Meningioma treatment includes observation of its growth or surgery with or without associated radiotherapy. However, drug treatment can be used for tumors deemed inoperable because of their size and location. Due to the presence of progesterone receptors, the use of antiprogestin mifepristone is recommended. This study describes a case of inoperable meningioma treated with mifepristone for 26 years without interruption. The patient is a 45-year-old woman diagnosed with plaque meningioma, extending from the bottom of her right orbit, through the length of the small wing of the sphenoid, part of the large wing of the sphenoid, especially near the superior orbital fissure, and at the ceiling of the orbit. As this meningioma was considered inoperable, treatment with 200 mg oral mifepristone was administered uninterruptedly for 26 years. This treatment initially halted the growth of the meningioma and subsequently resulted in a small reduction of its volume; however, the meningioma has persisted until the last evaluation. After five years of mifepristone use, hydroxyurea was added for nine months but was discontinued due to anemia and leucopenia. In conclusion, mifepristone was useful for the survival of the patient for those 26 years.
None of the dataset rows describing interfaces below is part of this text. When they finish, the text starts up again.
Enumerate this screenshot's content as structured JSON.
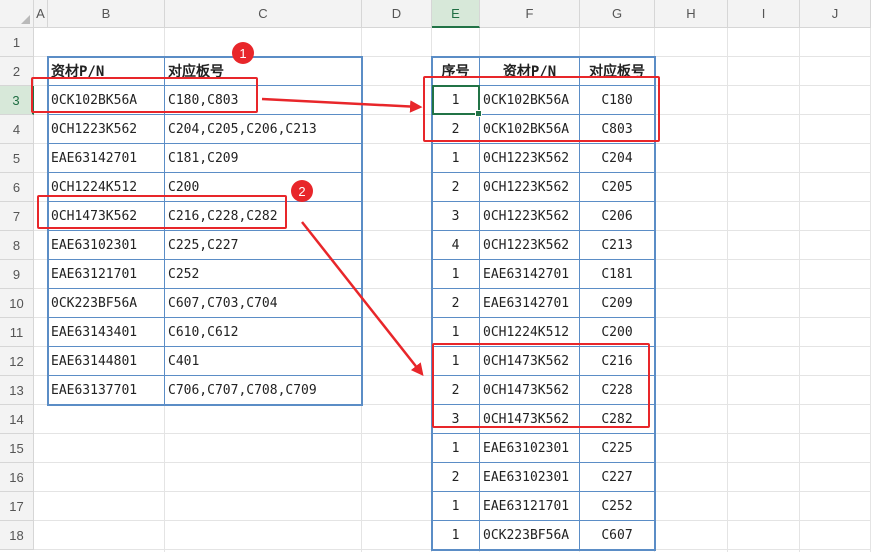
{
  "columns": [
    "A",
    "B",
    "C",
    "D",
    "E",
    "F",
    "G",
    "H",
    "I",
    "J"
  ],
  "active_column": "E",
  "rows": [
    "1",
    "2",
    "3",
    "4",
    "5",
    "6",
    "7",
    "8",
    "9",
    "10",
    "11",
    "12",
    "13",
    "14",
    "15",
    "16",
    "17",
    "18"
  ],
  "active_row": "3",
  "left_table": {
    "headers": [
      "资材P/N",
      "对应板号"
    ],
    "rows": [
      [
        "0CK102BK56A",
        "C180,C803"
      ],
      [
        "0CH1223K562",
        "C204,C205,C206,C213"
      ],
      [
        "EAE63142701",
        "C181,C209"
      ],
      [
        "0CH1224K512",
        "C200"
      ],
      [
        "0CH1473K562",
        "C216,C228,C282"
      ],
      [
        "EAE63102301",
        "C225,C227"
      ],
      [
        "EAE63121701",
        "C252"
      ],
      [
        "0CK223BF56A",
        "C607,C703,C704"
      ],
      [
        "EAE63143401",
        "C610,C612"
      ],
      [
        "EAE63144801",
        "C401"
      ],
      [
        "EAE63137701",
        "C706,C707,C708,C709"
      ]
    ]
  },
  "right_table": {
    "headers": [
      "序号",
      "资材P/N",
      "对应板号"
    ],
    "rows": [
      [
        "1",
        "0CK102BK56A",
        "C180"
      ],
      [
        "2",
        "0CK102BK56A",
        "C803"
      ],
      [
        "1",
        "0CH1223K562",
        "C204"
      ],
      [
        "2",
        "0CH1223K562",
        "C205"
      ],
      [
        "3",
        "0CH1223K562",
        "C206"
      ],
      [
        "4",
        "0CH1223K562",
        "C213"
      ],
      [
        "1",
        "EAE63142701",
        "C181"
      ],
      [
        "2",
        "EAE63142701",
        "C209"
      ],
      [
        "1",
        "0CH1224K512",
        "C200"
      ],
      [
        "1",
        "0CH1473K562",
        "C216"
      ],
      [
        "2",
        "0CH1473K562",
        "C228"
      ],
      [
        "3",
        "0CH1473K562",
        "C282"
      ],
      [
        "1",
        "EAE63102301",
        "C225"
      ],
      [
        "2",
        "EAE63102301",
        "C227"
      ],
      [
        "1",
        "EAE63121701",
        "C252"
      ],
      [
        "1",
        "0CK223BF56A",
        "C607"
      ]
    ]
  },
  "badges": [
    "1",
    "2"
  ],
  "colors": {
    "accent": "#217346",
    "annotation": "#e8262a",
    "table_border": "#5b8dc6"
  }
}
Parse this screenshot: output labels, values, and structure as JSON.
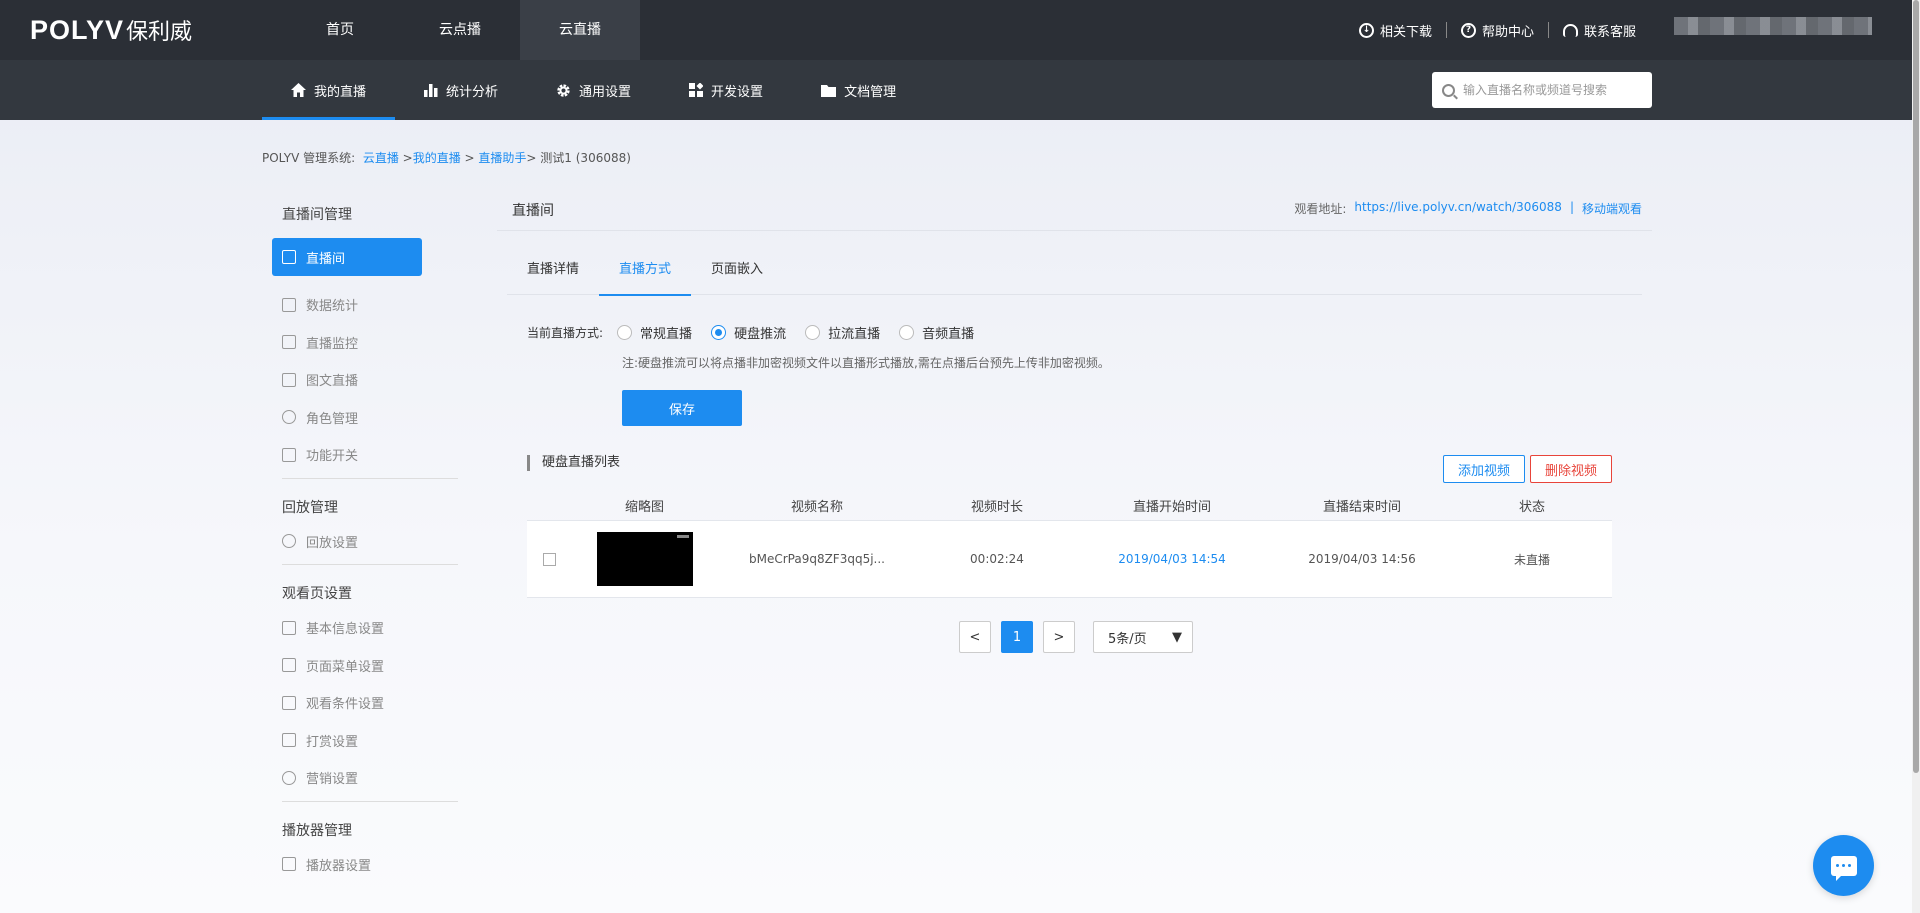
{
  "header": {
    "logo_latin": "POLYV",
    "logo_cn": "保利威",
    "nav": [
      {
        "label": "首页"
      },
      {
        "label": "云点播"
      },
      {
        "label": "云直播"
      }
    ],
    "links": [
      {
        "label": "相关下载",
        "icon": "download-icon"
      },
      {
        "label": "帮助中心",
        "icon": "help-icon"
      },
      {
        "label": "联系客服",
        "icon": "headset-icon"
      }
    ]
  },
  "subnav": {
    "items": [
      {
        "label": "我的直播",
        "icon": "home-icon"
      },
      {
        "label": "统计分析",
        "icon": "bar-chart-icon"
      },
      {
        "label": "通用设置",
        "icon": "gear-icon"
      },
      {
        "label": "开发设置",
        "icon": "grid-icon"
      },
      {
        "label": "文档管理",
        "icon": "folder-icon"
      }
    ],
    "search_placeholder": "输入直播名称或频道号搜索"
  },
  "breadcrumb": {
    "prefix": "POLYV 管理系统:",
    "items": [
      "云直播",
      "我的直播",
      "直播助手"
    ],
    "current": "测试1 (306088)"
  },
  "sidebar": {
    "group1": {
      "title": "直播间管理",
      "items": [
        "直播间",
        "数据统计",
        "直播监控",
        "图文直播",
        "角色管理",
        "功能开关"
      ]
    },
    "group2": {
      "title": "回放管理",
      "items": [
        "回放设置"
      ]
    },
    "group3": {
      "title": "观看页设置",
      "items": [
        "基本信息设置",
        "页面菜单设置",
        "观看条件设置",
        "打赏设置",
        "营销设置"
      ]
    },
    "group4": {
      "title": "播放器管理",
      "items": [
        "播放器设置"
      ]
    }
  },
  "panel": {
    "title": "直播间",
    "watch_label": "观看地址:",
    "watch_url": "https://live.polyv.cn/watch/306088",
    "mobile_link": "移动端观看",
    "tabs": [
      "直播详情",
      "直播方式",
      "页面嵌入"
    ],
    "mode_label": "当前直播方式:",
    "modes": [
      "常规直播",
      "硬盘推流",
      "拉流直播",
      "音频直播"
    ],
    "note": "注:硬盘推流可以将点播非加密视频文件以直播形式播放,需在点播后台预先上传非加密视频。",
    "save_label": "保存",
    "list_title": "硬盘直播列表",
    "add_label": "添加视频",
    "delete_label": "删除视频"
  },
  "table": {
    "headers": [
      "缩略图",
      "视频名称",
      "视频时长",
      "直播开始时间",
      "直播结束时间",
      "状态"
    ],
    "rows": [
      {
        "name": "bMeCrPa9q8ZF3qq5j...",
        "duration": "00:02:24",
        "start": "2019/04/03 14:54",
        "end": "2019/04/03 14:56",
        "status": "未直播"
      }
    ]
  },
  "pager": {
    "prev": "<",
    "current": "1",
    "next": ">",
    "page_size": "5条/页"
  },
  "colors": {
    "accent": "#1d8cf0",
    "danger": "#e8443a",
    "topbar": "#2b2f36",
    "subbar": "#33383f"
  }
}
The drug interfered with the natural history of the meningioma, which generally evolves to death in such long follow-up durations without associated surgery or radiation therapy.
Endoscopic Endonasal Resection of Meckel’s Cave Epidermoid Cysts: Case Discussion and Literature Review
Meckel’s cave (MC) epidermoid cysts are relatively uncommon lesions. In cases where surgical excision is indicated, resection is often carried out via a frontosphenotemporal craniotomy from an anterolateral approach or a temporal craniotomy with or without a petrosectomy for a lateral corridor; both of these routes are associated with brain retraction and potential neurovascular injury. The anterior location of MC in the middle cranial fossa makes safe access via posterior fossa-based approaches—such as the retrosigmoid approach—challenging as well. Here, we present the cases of two patients diagnosed with epidermoid cysts in MC who underwent surgical resection via an endoscopic endonasal transpterygoid approach. Near-total resection was achieved in both cases, with only mild transient neurologic disturbances postoperatively. Radiographically, no evidence of residual disease was noted in either patient. We further review the nuances of an extended endoscopic endonasal approach to these lesions.
Subcutaneous EEG Monitoring Reveals AED Response and Breakthrough Seizures
Unrecognized seizures are a common problem in temporal lobe epilepsy potentially leading to undertreatment. Objective seizure counting using EEG home monitoring for prolonged periods with a minimally invasive device has not been feasible until now. We present a case in which a novel, subcutaneous EEG device was utilized to provide an objective seizure count. This information revealed unrecognized breakthrough seizures and informed treatment response, prompting treatment adjustment. The case illustrates how objective seizure counting in epilepsy using new devices can completely change diagnosis and management.